"Many are already engaged in the struggle and we join them with much to learn as well as much to contribute. All are called to join common cause to end this crime and suffering," said Welby. "We are struggling against evil in secret places and in deeply entrenched networks of malice and cruelty.
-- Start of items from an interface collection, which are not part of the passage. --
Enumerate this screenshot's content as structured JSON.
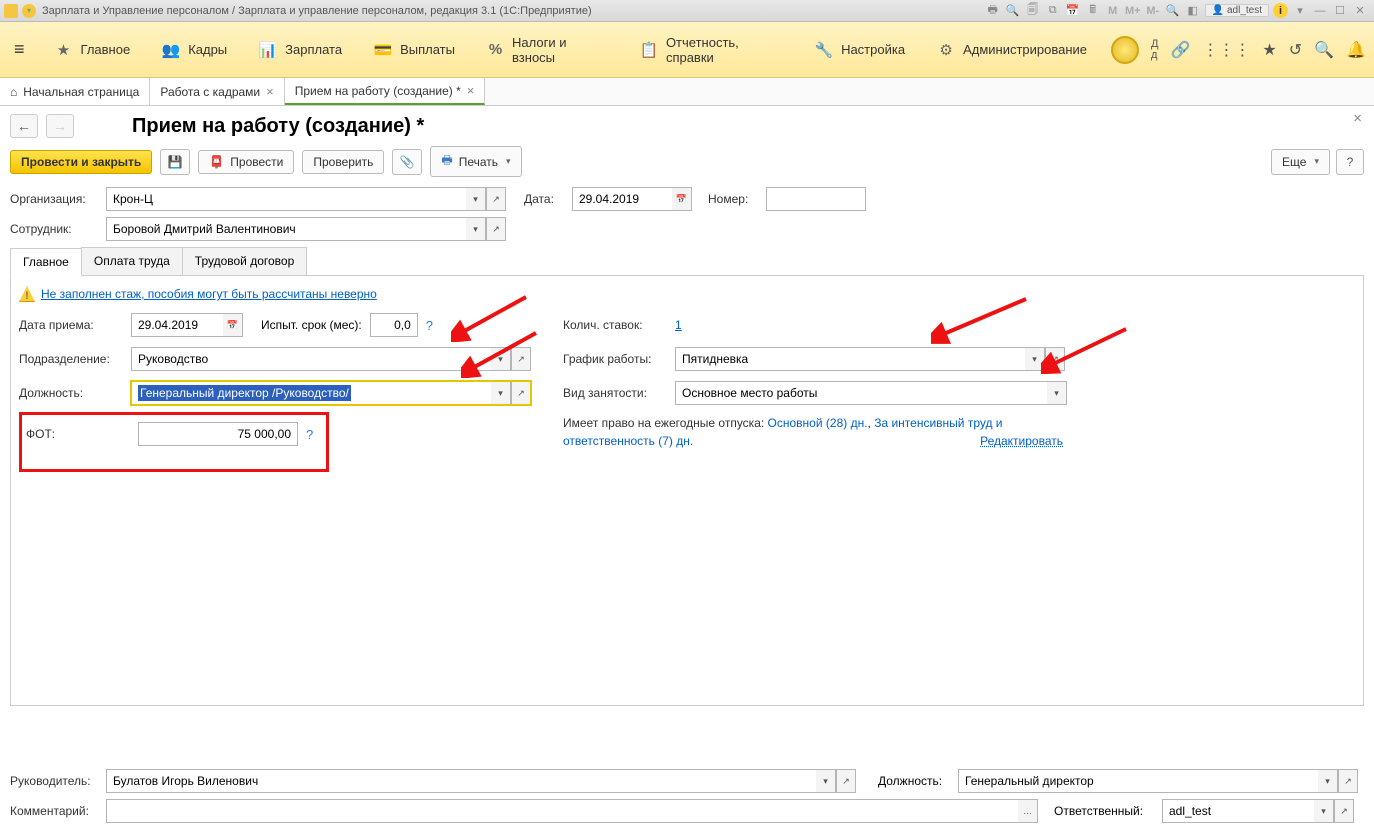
{
  "titlebar": {
    "title": "Зарплата и Управление персоналом / Зарплата и управление персоналом, редакция 3.1 (1С:Предприятие)",
    "user": "adl_test"
  },
  "mainnav": {
    "items": [
      {
        "icon": "★",
        "label": "Главное"
      },
      {
        "icon": "👥",
        "label": "Кадры"
      },
      {
        "icon": "📊",
        "label": "Зарплата"
      },
      {
        "icon": "💳",
        "label": "Выплаты"
      },
      {
        "icon": "%",
        "label": "Налоги и взносы"
      },
      {
        "icon": "📋",
        "label": "Отчетность, справки"
      },
      {
        "icon": "🔧",
        "label": "Настройка"
      },
      {
        "icon": "⚙",
        "label": "Администрирование"
      }
    ],
    "extra": "Д\\nд"
  },
  "tabs": {
    "home": "Начальная страница",
    "t1": "Работа с кадрами",
    "t2": "Прием на работу (создание) *"
  },
  "doc": {
    "title": "Прием на работу (создание) *"
  },
  "toolbar": {
    "post_close": "Провести и закрыть",
    "post": "Провести",
    "check": "Проверить",
    "print": "Печать",
    "more": "Еще"
  },
  "head_fields": {
    "org_label": "Организация:",
    "org_value": "Крон-Ц",
    "date_label": "Дата:",
    "date_value": "29.04.2019",
    "number_label": "Номер:",
    "number_value": "",
    "emp_label": "Сотрудник:",
    "emp_value": "Боровой Дмитрий Валентинович"
  },
  "inner_tabs": {
    "t1": "Главное",
    "t2": "Оплата труда",
    "t3": "Трудовой договор"
  },
  "warning_text": "Не заполнен стаж, пособия могут быть рассчитаны неверно",
  "left": {
    "hire_date_label": "Дата приема:",
    "hire_date_value": "29.04.2019",
    "probation_label": "Испыт. срок (мес):",
    "probation_value": "0,0",
    "dept_label": "Подразделение:",
    "dept_value": "Руководство",
    "position_label": "Должность:",
    "position_value": "Генеральный директор /Руководство/",
    "fot_label": "ФОТ:",
    "fot_value": "75 000,00"
  },
  "right": {
    "rates_label": "Колич. ставок:",
    "rates_value": "1",
    "schedule_label": "График работы:",
    "schedule_value": "Пятидневка",
    "emptype_label": "Вид занятости:",
    "emptype_value": "Основное место работы",
    "vacation_prefix": "Имеет право на ежегодные отпуска: ",
    "vacation_main": "Основной (28) дн.",
    "vacation_sep": ", ",
    "vacation_extra": "За интенсивный труд и ответственность (7) дн.",
    "edit": "Редактировать"
  },
  "footer": {
    "manager_label": "Руководитель:",
    "manager_value": "Булатов Игорь Виленович",
    "manager_pos_label": "Должность:",
    "manager_pos_value": "Генеральный директор",
    "comment_label": "Комментарий:",
    "comment_value": "",
    "responsible_label": "Ответственный:",
    "responsible_value": "adl_test"
  }
}
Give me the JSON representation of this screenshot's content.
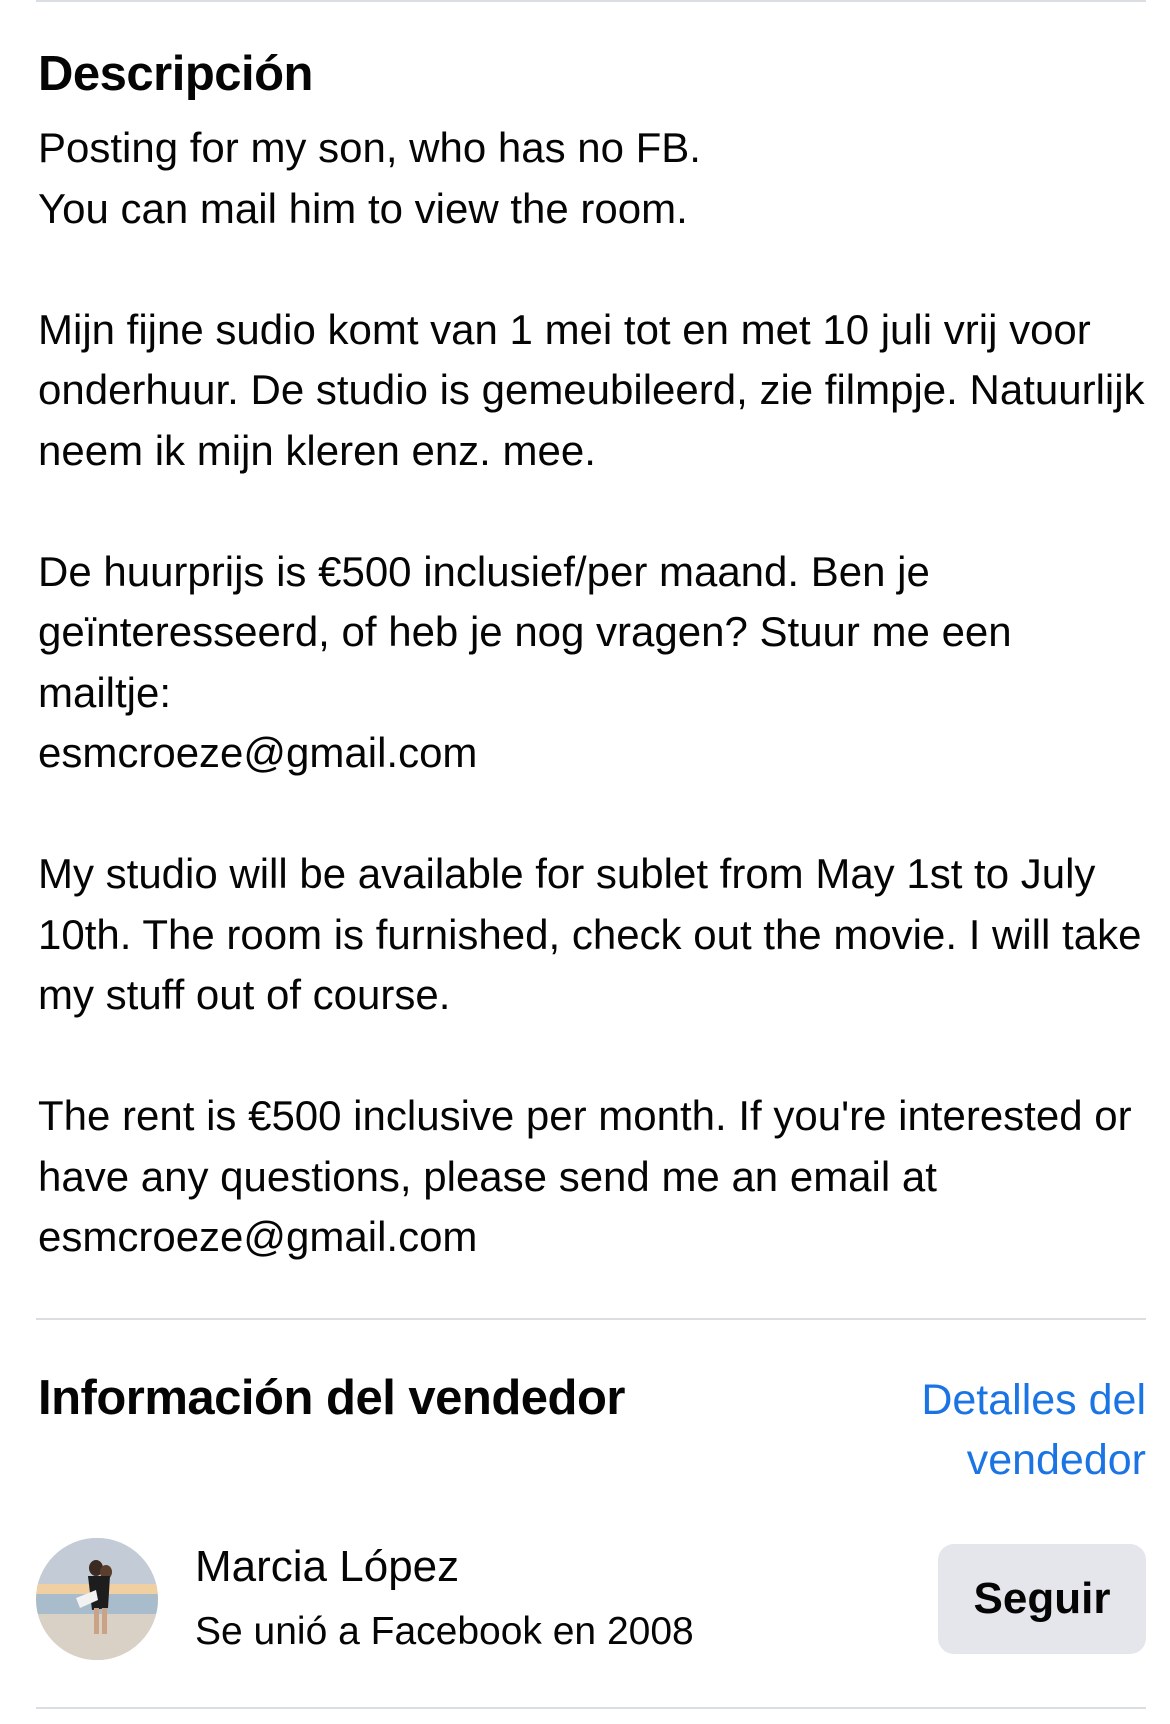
{
  "description": {
    "heading": "Descripción",
    "body": "Posting for my son, who has no FB.\nYou can mail him to view the room.\n\nMijn fijne sudio komt van 1 mei tot en met 10 juli vrij voor onderhuur. De studio is gemeubileerd, zie filmpje. Natuurlijk neem ik mijn kleren enz. mee.\n\nDe huurprijs is €500 inclusief/per maand. Ben je geïnteresseerd, of heb je nog vragen? Stuur me een mailtje:\nesmcroeze@gmail.com\n\nMy studio will be available for sublet from May 1st to July 10th. The room is furnished, check out the movie. I will take my stuff out of course.\n\nThe rent is €500 inclusive per month. If you're interested or have any questions, please send me an email at esmcroeze@gmail.com"
  },
  "seller": {
    "heading": "Información del vendedor",
    "details_link": "Detalles del vendedor",
    "name": "Marcia López",
    "joined": "Se unió a Facebook en 2008",
    "follow_label": "Seguir",
    "avatar_icon": "profile-photo"
  },
  "colors": {
    "link": "#1b74e4",
    "button_bg": "#e4e6eb",
    "divider": "#dadde1",
    "text": "#050505"
  }
}
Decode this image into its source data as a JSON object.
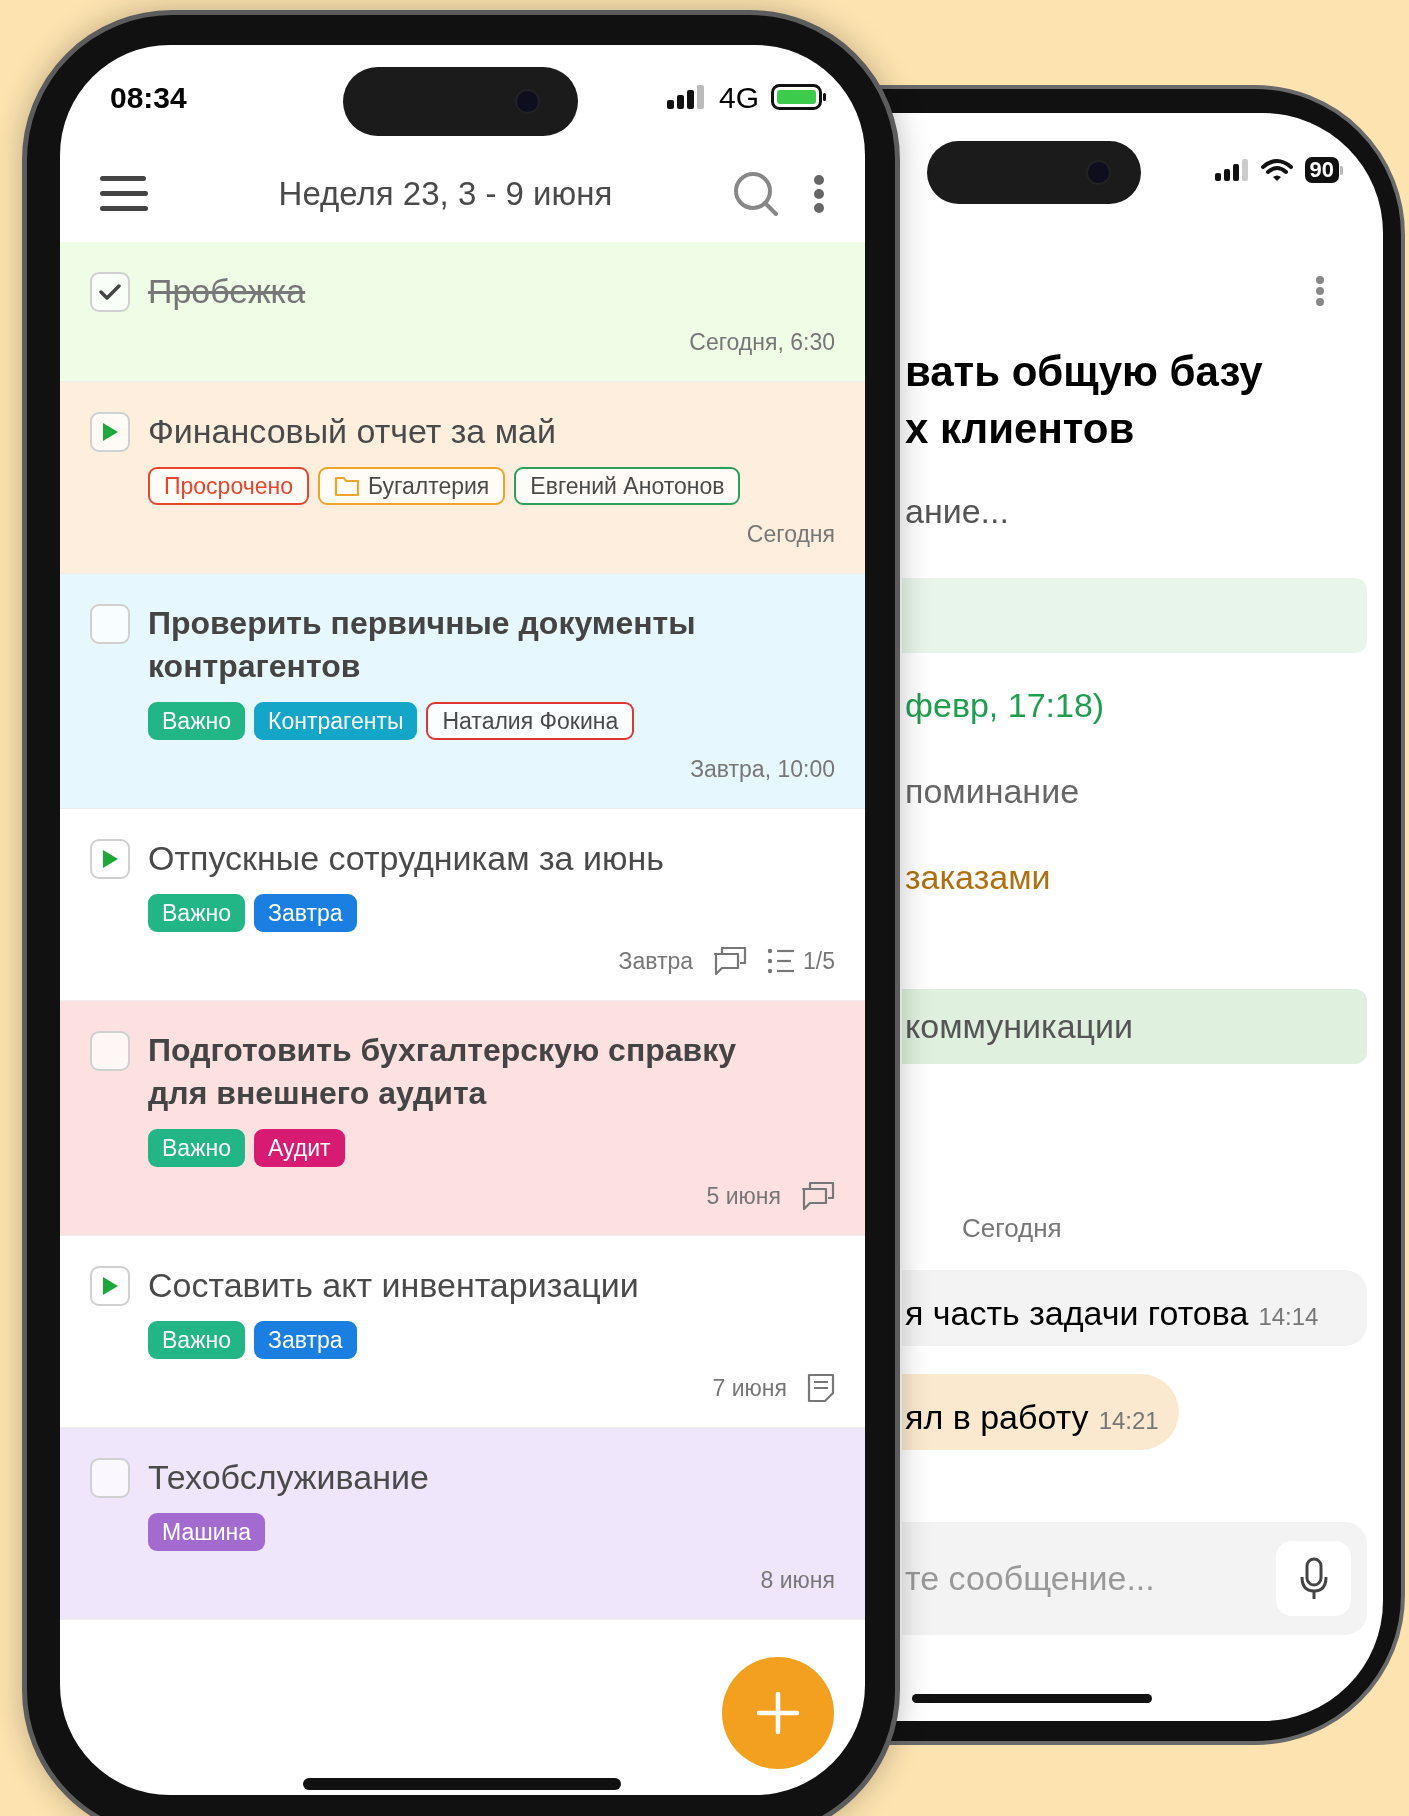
{
  "front_phone": {
    "status_bar": {
      "time": "08:34",
      "network": "4G"
    },
    "header": {
      "title": "Неделя 23, 3 - 9 июня"
    },
    "tasks": [
      {
        "title": "Пробежка",
        "checked": true,
        "started": false,
        "emphasis": false,
        "color": "#effce6",
        "meta": [
          {
            "kind": "text",
            "text": "Сегодня, 6:30"
          }
        ]
      },
      {
        "title": "Финансовый отчет за май",
        "checked": false,
        "started": true,
        "emphasis": false,
        "color": "#fdeedd",
        "tags": [
          {
            "kind": "alert",
            "text": "Просрочено",
            "color": "#e8452c"
          },
          {
            "kind": "folder",
            "text": "Бугалтерия",
            "color": "#f0a42a"
          },
          {
            "kind": "outline",
            "text": "Евгений Анотонов",
            "color": "#2e9e58"
          }
        ],
        "meta": [
          {
            "kind": "text",
            "text": "Сегодня"
          }
        ]
      },
      {
        "title": "Проверить первичные документы контрагентов",
        "checked": false,
        "started": false,
        "emphasis": true,
        "color": "#e6f8fd",
        "tags": [
          {
            "kind": "filled",
            "text": "Важно",
            "color": "#22b585"
          },
          {
            "kind": "filled",
            "text": "Контрагенты",
            "color": "#13a6c9"
          },
          {
            "kind": "outline",
            "text": "Наталия Фокина",
            "color": "#e03535"
          }
        ],
        "meta": [
          {
            "kind": "text",
            "text": "Завтра, 10:00"
          }
        ]
      },
      {
        "title": "Отпускные сотрудникам за июнь",
        "checked": false,
        "started": true,
        "emphasis": false,
        "color": "#ffffff",
        "tags": [
          {
            "kind": "filled",
            "text": "Важно",
            "color": "#22b585"
          },
          {
            "kind": "filled",
            "text": "Завтра",
            "color": "#1a7fe0"
          }
        ],
        "meta": [
          {
            "kind": "text",
            "text": "Завтра"
          },
          {
            "kind": "comments"
          },
          {
            "kind": "checklist",
            "text": "1/5"
          }
        ]
      },
      {
        "title": "Подготовить бухгалтерскую справку для внешнего аудита",
        "checked": false,
        "started": false,
        "emphasis": true,
        "color": "#fde0e0",
        "tags": [
          {
            "kind": "filled",
            "text": "Важно",
            "color": "#22b585"
          },
          {
            "kind": "filled",
            "text": "Аудит",
            "color": "#d81b72"
          }
        ],
        "meta": [
          {
            "kind": "text",
            "text": "5 июня"
          },
          {
            "kind": "comments"
          }
        ]
      },
      {
        "title": "Составить акт инвентаризации",
        "checked": false,
        "started": true,
        "emphasis": false,
        "color": "#ffffff",
        "tags": [
          {
            "kind": "filled",
            "text": "Важно",
            "color": "#22b585"
          },
          {
            "kind": "filled",
            "text": "Завтра",
            "color": "#1a7fe0"
          }
        ],
        "meta": [
          {
            "kind": "text",
            "text": "7 июня"
          },
          {
            "kind": "note"
          }
        ]
      },
      {
        "title": "Техобслуживание",
        "checked": false,
        "started": false,
        "emphasis": false,
        "color": "#efe6fb",
        "tags": [
          {
            "kind": "filled",
            "text": "Машина",
            "color": "#a36bd0"
          }
        ],
        "meta": [
          {
            "kind": "text",
            "text": "8 июня"
          }
        ]
      }
    ]
  },
  "back_phone": {
    "status_bar": {
      "battery": "90"
    },
    "title_lines": [
      "вать общую базу",
      "х клиентов"
    ],
    "description": "ание...",
    "deadline": "февр, 17:18)",
    "reminder": "поминание",
    "project": "заказами",
    "section": "коммуникации",
    "chat": {
      "date": "Сегодня",
      "messages": [
        {
          "kind": "incoming",
          "text": "я часть задачи готова",
          "time": "14:14"
        },
        {
          "kind": "outgoing",
          "text": "ял в работу",
          "time": "14:21"
        }
      ]
    },
    "message_input": {
      "placeholder": "те сообщение..."
    }
  }
}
No one of us is strong enough, but together we are ready for the challenge God is placing before us today, and we know that he will strengthen us so that all people may live in freedom and dignity."
In a statement released honoring the occasion, Welby said that the joint endeavor was part of the efforts to have Anglicans and Catholics united.
"Anglicans and Roman Catholics have, since 1966, been in serious and prayerful dialogue with each other, to seek the unity that Christ wills for his church in the world," said Welby. "…this imperative has inspired and sustained the Anglican Roman Catholic International Commission, and the International Anglican Roman Catholic Commission for Unity and Mission, for many years as an act of faith."
Welby also said that the interfaith Global Freedom Network involved a "faith base" go help end human trafficking globally.
Signed at Vatican City, the Global Freedom Network had the signed approval of the Pope, the Archbishop and also a Sunni Muslim representative from the prominent al-Azhar University in Cairo, reported Associated Press.
"The presence of al-Azhar at the Vatican for the launch was particularly significant given that relations between the Holy See and al-Azhar collapsed during Pope Benedict XVI's papacy," wrote Nicole Winfield of AP.
The initiative has multiple goals, including getting dozens of major corporations to 'slavery-proof' their labor force and to convince over 150 governments to implement anti-slavery programs.
Andrew Forrest, a billionaire mining magnate from Australia who ranks 270 on Forbes' world richest people list, developed the initiative.
"We have absolute economic proof that once you take slavery out of a community, that community grows and grows and grows," said Forrest to the AP.
A recent estimate from the International Labor Organization states that approximately 20.9 million people are currently enslaved.